Juice fasts don’t taste good, won't make you skinny (in any long term sense), and aren't proven to forestall chronic diseases. So why are so many people doing them? The New Republic’s Judith Shulevitz has a fun theory: "People crave the transcendence that comes from self-deprivation." In the absence of religious fasts, juice cleanses and detoxes are a way for people to take control of their shame about their eating habits or their environment and feel purified. Shulevitz writes:
We live in an age of what William James called "medical materialism," so instead of fretting about a fallen world, we speak of a poisoned one. In a modern version of original sin, the corruption of our environment is so thorough that it defies individual efforts to transcend it: "Even those making good lifestyle choices still shower with city water, eat meals at restaurants, and live, work, and shop in buildings that have been cleaned and fumigated with toxic chemicals," writes [Clean Program founder Alejandro] Junger. [...] Distrustful of our surroundings, we try to close ourselves off to malign influences and to purge them.
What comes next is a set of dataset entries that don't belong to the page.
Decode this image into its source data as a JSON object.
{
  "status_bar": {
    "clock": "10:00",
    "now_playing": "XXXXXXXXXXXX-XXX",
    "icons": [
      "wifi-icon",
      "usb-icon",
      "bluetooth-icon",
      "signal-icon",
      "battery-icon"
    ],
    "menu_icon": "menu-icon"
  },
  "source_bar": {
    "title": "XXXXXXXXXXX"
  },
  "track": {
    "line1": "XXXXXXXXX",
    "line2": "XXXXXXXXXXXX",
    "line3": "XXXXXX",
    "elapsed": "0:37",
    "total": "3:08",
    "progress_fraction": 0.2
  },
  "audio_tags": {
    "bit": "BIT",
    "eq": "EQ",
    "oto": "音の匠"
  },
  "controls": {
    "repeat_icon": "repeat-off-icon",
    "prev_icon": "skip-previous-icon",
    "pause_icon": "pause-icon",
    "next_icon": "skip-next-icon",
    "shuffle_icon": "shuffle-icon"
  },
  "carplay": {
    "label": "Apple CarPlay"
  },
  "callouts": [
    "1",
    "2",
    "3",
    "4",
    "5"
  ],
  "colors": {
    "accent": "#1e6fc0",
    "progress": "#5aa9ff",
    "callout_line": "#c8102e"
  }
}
One important difference between religious fasting and juice cleanses is that Muhammad, Moses, and Jesus didn’t have to pay $425 for the privilege of starving themselves for three weeks.